2Cor. 6:14-7:1 Do not be yoked together with unbelievers. For what do righteousness and wickedness have in common? Or what fellowship can light have with darkness? What harmony is there between Christ and Belial ? What does a believer have in common with an unbeliever? What agreement is there between the temple of God and idols? For we are the temple of the living God. As God has said: “I will live with them and walk among them, and I will be their God, and they will be my people.”
“Therefore come out from them and be separate, says the Lord. Touch no unclean thing, and I will receive you.” “I will be a Father to you, and you will be my sons and daughters, says the Lord Almighty.” Since we have these promises, dear friends, let us purify ourselves from everything that contaminates body and spirit, perfecting holiness out of reverence for God.
If Abraham were going to walk with God, he could not compromise. Abraham and Sarah believed the promises of God and committed their futures to God, obeyed what He commanded and headed for Canaan.
4. A Commitment (Gen. 12:4-9)
ill. It seems that commitment is a vanishing commodity in today’s world. Discouraging elders’ observations.
smaller commitments shorter commitments, self-serving commitments
failed commitments to jobs, marriage vows, or to one another.
Faith brings us out (v.4, 5)
It may have been a son’s love for his father that brought about Abraham’s delayed obedience; but eventually they set out for Canaan.
Faith and a double mind never go together. You can’t serve two masters. Faith demands single-minded commitment.
ill. Vance Havner, “It is a day of fading declarations. Church covenants are found in the backs of hymn books, but they have faded in the lives of most of our members - if they ever meant anything. Declarations of personal dedication grow dim, and need to be renewed. It is a day of faded declarations!”
Faith brings us in (v.6-8)
God brings us out so that He might bring us in.
Deut. 6:23 - “...and He brought us out from there in order to bring us in, to give us the land which he had sworn to our fathers.”
Entering Canaan is not a picture of dying and going to heaven. It is a picture of the believer claiming his or her inheritance by faith. God has appointed a “Canaan” for each of His children. It can only be obtained by faith. It involves tests, temptations, challenges and battles, but God is able to see you through.
What a comfort for Abraham and Sarah to have fresh revelation from God as they arrived in this strange and dangerous land. When you obey God, He lets you know He is with you.
Wherever Abraham went in the land of Canaan, he was marked by his tent and his altar. The tent - marked his as a starnger and pilgrim. The altar marked him as a worshiper of the true and the living God. You can trace Abraham’s steps in the land by the altars he left.
Faith brings us on (v.9)
God keeps us growing in faith.
Notice the verbs used to describe Abraham’s life: “went forth, departed, set out, passed through, proceeded, journeyed on...”Abraham was being forced to trust God for new grace to help in time of need.
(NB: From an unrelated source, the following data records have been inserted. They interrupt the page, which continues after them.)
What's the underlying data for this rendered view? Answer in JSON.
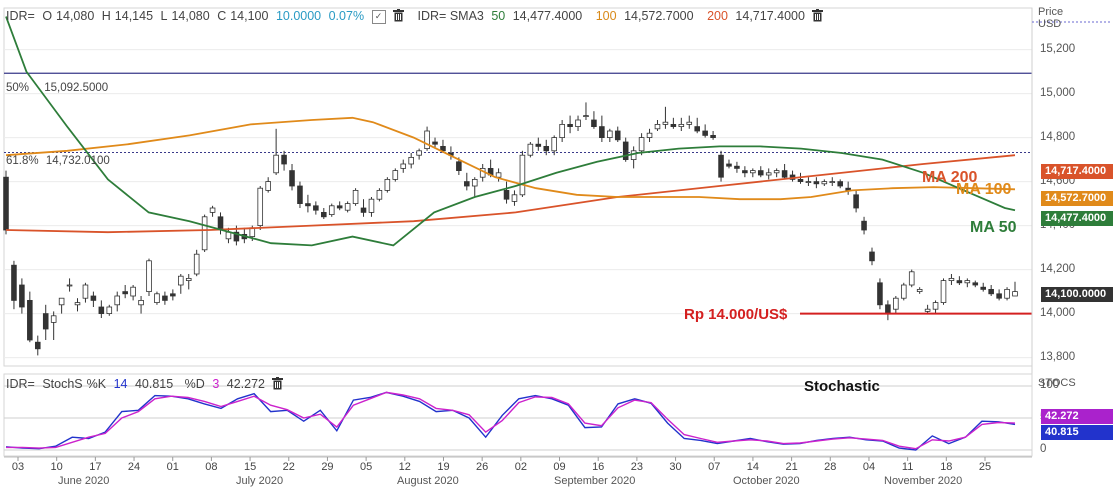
{
  "header": {
    "symbol": "IDR=",
    "open_label": "O",
    "open": "14,080",
    "high_label": "H",
    "high": "14,145",
    "low_label": "L",
    "low": "14,080",
    "close_label": "C",
    "close": "14,100",
    "change": "10.0000",
    "change_pct": "0.07%",
    "sma_label": "IDR= SMA3",
    "sma50_period": "50",
    "sma50_value": "14,477.4000",
    "sma100_period": "100",
    "sma100_value": "14,572.7000",
    "sma200_period": "200",
    "sma200_value": "14,717.4000",
    "price_axis_title": "Price",
    "price_axis_unit": "USD"
  },
  "stoch_header": {
    "symbol": "IDR=",
    "name": "StochS",
    "k_label": "%K",
    "k_period": "14",
    "k_value": "40.815",
    "d_label": "%D",
    "d_period": "3",
    "d_value": "42.272",
    "axis_title": "STOCS"
  },
  "annotations": {
    "fib_50": "50%",
    "fib_50_value": "15,092.5000",
    "fib_618": "61.8%",
    "fib_618_value": "14,732.0100",
    "ma200": "MA 200",
    "ma100": "MA 100",
    "ma50": "MA 50",
    "support": "Rp 14.000/US$",
    "stochastic": "Stochastic"
  },
  "tags": {
    "ma200": "14,717.4000",
    "ma100": "14,572.7000",
    "ma50": "14,477.4000",
    "last": "14,100.0000",
    "k": "40.815",
    "d": "42.272"
  },
  "colors": {
    "ma50": "#2e7d3a",
    "ma100": "#e08a1a",
    "ma200": "#d9532a",
    "fib": "#3a3a8a",
    "support": "#d42020",
    "k": "#2233cc",
    "d": "#cc22cc"
  },
  "chart_data": [
    {
      "type": "candlestick",
      "title": "IDR= Price (USD)",
      "ylim": [
        13780,
        15380
      ],
      "yticks": [
        "13,800",
        "14,000",
        "14,200",
        "14,400",
        "14,600",
        "14,800",
        "15,000",
        "15,200"
      ],
      "xticks": [
        "03",
        "10",
        "17",
        "24",
        "01",
        "08",
        "15",
        "22",
        "29",
        "05",
        "12",
        "19",
        "26",
        "02",
        "09",
        "16",
        "23",
        "30",
        "07",
        "14",
        "21",
        "28",
        "04",
        "11",
        "18",
        "25"
      ],
      "months": [
        "June 2020",
        "July 2020",
        "August 2020",
        "September 2020",
        "October 2020",
        "November 2020"
      ],
      "candles": [
        [
          14620,
          14650,
          14360,
          14380
        ],
        [
          14220,
          14240,
          14020,
          14060
        ],
        [
          14130,
          14160,
          14000,
          14030
        ],
        [
          14060,
          14100,
          13870,
          13880
        ],
        [
          13870,
          13900,
          13810,
          13840
        ],
        [
          14000,
          14040,
          13880,
          13930
        ],
        [
          13960,
          14010,
          13880,
          13990
        ],
        [
          14040,
          14070,
          14000,
          14070
        ],
        [
          14130,
          14160,
          14100,
          14130
        ],
        [
          14040,
          14070,
          14010,
          14050
        ],
        [
          14070,
          14140,
          14050,
          14130
        ],
        [
          14080,
          14100,
          14030,
          14060
        ],
        [
          14030,
          14060,
          13980,
          14000
        ],
        [
          14000,
          14040,
          13990,
          14030
        ],
        [
          14040,
          14100,
          14010,
          14080
        ],
        [
          14100,
          14130,
          14070,
          14090
        ],
        [
          14080,
          14130,
          14060,
          14120
        ],
        [
          14040,
          14080,
          14000,
          14060
        ],
        [
          14100,
          14250,
          14080,
          14240
        ],
        [
          14050,
          14100,
          14040,
          14090
        ],
        [
          14080,
          14100,
          14040,
          14060
        ],
        [
          14090,
          14110,
          14060,
          14080
        ],
        [
          14130,
          14180,
          14090,
          14170
        ],
        [
          14150,
          14180,
          14110,
          14160
        ],
        [
          14180,
          14290,
          14170,
          14270
        ],
        [
          14290,
          14450,
          14280,
          14440
        ],
        [
          14460,
          14490,
          14440,
          14480
        ],
        [
          14440,
          14460,
          14360,
          14380
        ],
        [
          14340,
          14390,
          14320,
          14370
        ],
        [
          14370,
          14400,
          14310,
          14330
        ],
        [
          14360,
          14390,
          14320,
          14340
        ],
        [
          14350,
          14400,
          14330,
          14390
        ],
        [
          14400,
          14580,
          14380,
          14570
        ],
        [
          14560,
          14620,
          14550,
          14600
        ],
        [
          14640,
          14840,
          14630,
          14720
        ],
        [
          14720,
          14740,
          14650,
          14680
        ],
        [
          14650,
          14680,
          14560,
          14580
        ],
        [
          14580,
          14600,
          14480,
          14500
        ],
        [
          14500,
          14540,
          14460,
          14490
        ],
        [
          14490,
          14510,
          14450,
          14470
        ],
        [
          14460,
          14480,
          14430,
          14440
        ],
        [
          14450,
          14500,
          14440,
          14490
        ],
        [
          14490,
          14510,
          14470,
          14480
        ],
        [
          14470,
          14510,
          14460,
          14500
        ],
        [
          14500,
          14570,
          14490,
          14560
        ],
        [
          14480,
          14520,
          14440,
          14460
        ],
        [
          14460,
          14530,
          14440,
          14520
        ],
        [
          14520,
          14570,
          14510,
          14560
        ],
        [
          14560,
          14620,
          14550,
          14610
        ],
        [
          14610,
          14660,
          14600,
          14650
        ],
        [
          14660,
          14700,
          14640,
          14680
        ],
        [
          14680,
          14730,
          14660,
          14710
        ],
        [
          14720,
          14750,
          14700,
          14740
        ],
        [
          14750,
          14850,
          14740,
          14830
        ],
        [
          14780,
          14800,
          14750,
          14770
        ],
        [
          14760,
          14790,
          14730,
          14740
        ],
        [
          14730,
          14760,
          14700,
          14720
        ],
        [
          14690,
          14710,
          14630,
          14650
        ],
        [
          14600,
          14640,
          14560,
          14580
        ],
        [
          14580,
          14620,
          14530,
          14610
        ],
        [
          14620,
          14680,
          14600,
          14660
        ],
        [
          14660,
          14700,
          14620,
          14630
        ],
        [
          14620,
          14660,
          14600,
          14640
        ],
        [
          14560,
          14600,
          14500,
          14520
        ],
        [
          14510,
          14560,
          14490,
          14540
        ],
        [
          14540,
          14740,
          14530,
          14720
        ],
        [
          14720,
          14780,
          14710,
          14770
        ],
        [
          14770,
          14800,
          14740,
          14760
        ],
        [
          14760,
          14790,
          14720,
          14740
        ],
        [
          14740,
          14810,
          14720,
          14800
        ],
        [
          14800,
          14880,
          14780,
          14860
        ],
        [
          14860,
          14900,
          14820,
          14850
        ],
        [
          14850,
          14900,
          14830,
          14880
        ],
        [
          14900,
          14960,
          14880,
          14900
        ],
        [
          14880,
          14920,
          14840,
          14850
        ],
        [
          14850,
          14900,
          14780,
          14800
        ],
        [
          14800,
          14840,
          14780,
          14830
        ],
        [
          14830,
          14850,
          14780,
          14790
        ],
        [
          14780,
          14800,
          14690,
          14700
        ],
        [
          14700,
          14760,
          14660,
          14740
        ],
        [
          14740,
          14820,
          14720,
          14800
        ],
        [
          14800,
          14840,
          14780,
          14820
        ],
        [
          14840,
          14880,
          14830,
          14860
        ],
        [
          14860,
          14940,
          14840,
          14870
        ],
        [
          14860,
          14890,
          14840,
          14850
        ],
        [
          14850,
          14890,
          14830,
          14860
        ],
        [
          14860,
          14900,
          14840,
          14870
        ],
        [
          14850,
          14890,
          14820,
          14830
        ],
        [
          14830,
          14860,
          14800,
          14810
        ],
        [
          14810,
          14830,
          14790,
          14800
        ],
        [
          14720,
          14740,
          14600,
          14620
        ],
        [
          14680,
          14700,
          14660,
          14670
        ],
        [
          14670,
          14690,
          14640,
          14660
        ],
        [
          14650,
          14670,
          14620,
          14640
        ],
        [
          14640,
          14660,
          14620,
          14650
        ],
        [
          14650,
          14670,
          14620,
          14630
        ],
        [
          14630,
          14660,
          14610,
          14640
        ],
        [
          14640,
          14660,
          14620,
          14650
        ],
        [
          14650,
          14680,
          14610,
          14620
        ],
        [
          14630,
          14650,
          14600,
          14610
        ],
        [
          14610,
          14640,
          14590,
          14600
        ],
        [
          14600,
          14620,
          14580,
          14600
        ],
        [
          14600,
          14620,
          14570,
          14590
        ],
        [
          14590,
          14610,
          14580,
          14600
        ],
        [
          14600,
          14620,
          14580,
          14600
        ],
        [
          14600,
          14610,
          14570,
          14580
        ],
        [
          14570,
          14600,
          14540,
          14560
        ],
        [
          14540,
          14560,
          14460,
          14480
        ],
        [
          14420,
          14440,
          14360,
          14380
        ],
        [
          14280,
          14300,
          14220,
          14240
        ],
        [
          14140,
          14160,
          14020,
          14040
        ],
        [
          14040,
          14060,
          13970,
          14000
        ],
        [
          14020,
          14080,
          14000,
          14070
        ],
        [
          14070,
          14140,
          14060,
          14130
        ],
        [
          14130,
          14200,
          14120,
          14190
        ],
        [
          14100,
          14120,
          14090,
          14110
        ],
        [
          14010,
          14040,
          14000,
          14020
        ],
        [
          14020,
          14060,
          14000,
          14050
        ],
        [
          14050,
          14160,
          14040,
          14150
        ],
        [
          14150,
          14180,
          14130,
          14160
        ],
        [
          14150,
          14170,
          14130,
          14140
        ],
        [
          14140,
          14160,
          14120,
          14150
        ],
        [
          14140,
          14150,
          14120,
          14130
        ],
        [
          14120,
          14140,
          14100,
          14110
        ],
        [
          14110,
          14130,
          14080,
          14090
        ],
        [
          14090,
          14110,
          14060,
          14070
        ],
        [
          14070,
          14120,
          14060,
          14110
        ],
        [
          14080,
          14145,
          14080,
          14100
        ]
      ],
      "ma50": [
        [
          0,
          15350
        ],
        [
          20,
          15100
        ],
        [
          60,
          14850
        ],
        [
          100,
          14610
        ],
        [
          140,
          14460
        ],
        [
          180,
          14420
        ],
        [
          220,
          14370
        ],
        [
          260,
          14320
        ],
        [
          300,
          14310
        ],
        [
          340,
          14350
        ],
        [
          380,
          14310
        ],
        [
          420,
          14460
        ],
        [
          460,
          14530
        ],
        [
          500,
          14580
        ],
        [
          540,
          14640
        ],
        [
          580,
          14690
        ],
        [
          620,
          14730
        ],
        [
          660,
          14750
        ],
        [
          700,
          14760
        ],
        [
          740,
          14760
        ],
        [
          780,
          14750
        ],
        [
          820,
          14730
        ],
        [
          860,
          14700
        ],
        [
          900,
          14640
        ],
        [
          940,
          14560
        ],
        [
          980,
          14480
        ],
        [
          990,
          14470
        ]
      ],
      "ma100": [
        [
          0,
          14720
        ],
        [
          60,
          14740
        ],
        [
          120,
          14770
        ],
        [
          180,
          14810
        ],
        [
          240,
          14860
        ],
        [
          300,
          14880
        ],
        [
          340,
          14890
        ],
        [
          360,
          14870
        ],
        [
          400,
          14800
        ],
        [
          440,
          14710
        ],
        [
          480,
          14620
        ],
        [
          520,
          14570
        ],
        [
          560,
          14540
        ],
        [
          600,
          14530
        ],
        [
          640,
          14530
        ],
        [
          680,
          14530
        ],
        [
          720,
          14520
        ],
        [
          760,
          14520
        ],
        [
          790,
          14530
        ],
        [
          830,
          14560
        ],
        [
          870,
          14570
        ],
        [
          910,
          14575
        ],
        [
          950,
          14570
        ],
        [
          990,
          14565
        ]
      ],
      "ma200": [
        [
          0,
          14380
        ],
        [
          100,
          14370
        ],
        [
          200,
          14380
        ],
        [
          300,
          14400
        ],
        [
          400,
          14420
        ],
        [
          500,
          14460
        ],
        [
          600,
          14530
        ],
        [
          700,
          14580
        ],
        [
          800,
          14630
        ],
        [
          900,
          14680
        ],
        [
          990,
          14720
        ]
      ],
      "fib_levels": [
        {
          "label": "50%",
          "value": 15092.5
        },
        {
          "label": "61.8%",
          "value": 14732.01
        }
      ],
      "support_level": 14000
    },
    {
      "type": "line",
      "title": "IDR= StochS %K 14 %D 3",
      "ylim": [
        0,
        100
      ],
      "yticks": [
        "100",
        "50",
        "0"
      ],
      "series": [
        {
          "name": "%K",
          "values": [
            5,
            3,
            2,
            6,
            20,
            18,
            28,
            60,
            62,
            85,
            84,
            80,
            72,
            65,
            80,
            88,
            60,
            62,
            45,
            62,
            30,
            78,
            82,
            90,
            84,
            76,
            60,
            62,
            50,
            20,
            54,
            80,
            85,
            80,
            70,
            35,
            36,
            72,
            80,
            73,
            42,
            18,
            15,
            10,
            14,
            18,
            13,
            9,
            10,
            15,
            18,
            20,
            16,
            14,
            3,
            0,
            22,
            10,
            20,
            45,
            44,
            40
          ]
        },
        {
          "name": "%D",
          "values": [
            4,
            4,
            3,
            4,
            12,
            20,
            26,
            50,
            60,
            80,
            84,
            82,
            76,
            68,
            76,
            84,
            70,
            63,
            50,
            56,
            36,
            70,
            80,
            90,
            86,
            80,
            65,
            62,
            55,
            28,
            46,
            74,
            83,
            82,
            72,
            42,
            38,
            66,
            78,
            74,
            48,
            24,
            18,
            12,
            14,
            16,
            14,
            10,
            11,
            14,
            17,
            19,
            17,
            15,
            6,
            2,
            16,
            14,
            20,
            40,
            43,
            42
          ]
        }
      ]
    }
  ]
}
This pilgrim life is to be lived from “faith to faith” (Rom. 1:17).
“Faith triumphed over all of the bitter testings, and Abraham, with the other patriarchs, “died in faith, not having received the promises, but having seen them afar off, and were persuaded of them, and embraced them, and confessed that they were strangers and pilgrims on the earth” (Heb. 11:13). From the vantage point of subsequent history and prophecy, we can see that the land which God promised to Abraham actually did become the possession of his descendants, and shall yet become theirs in the fullest sense (Amos 9:15). As for the promised seed, we discover that not only the physical descendants of Abraham, but also those who share in his saving faith are counted as his children (Gal. 3:7), thus multiplying his seed “as the sand which is upon the sea shore” (Gen. 22:17). And as for the blessing, who could have realized that our Lord Jesus Christ, “the Son of Abraham” (Matt. 1:1), would be in the deepest sense Abraham’s seed (Gal. 3:16), through whom all the families of the earth would be blessed.” (-Whitcomb p.45)
“The victorious Christian life is a series of new beginnings.”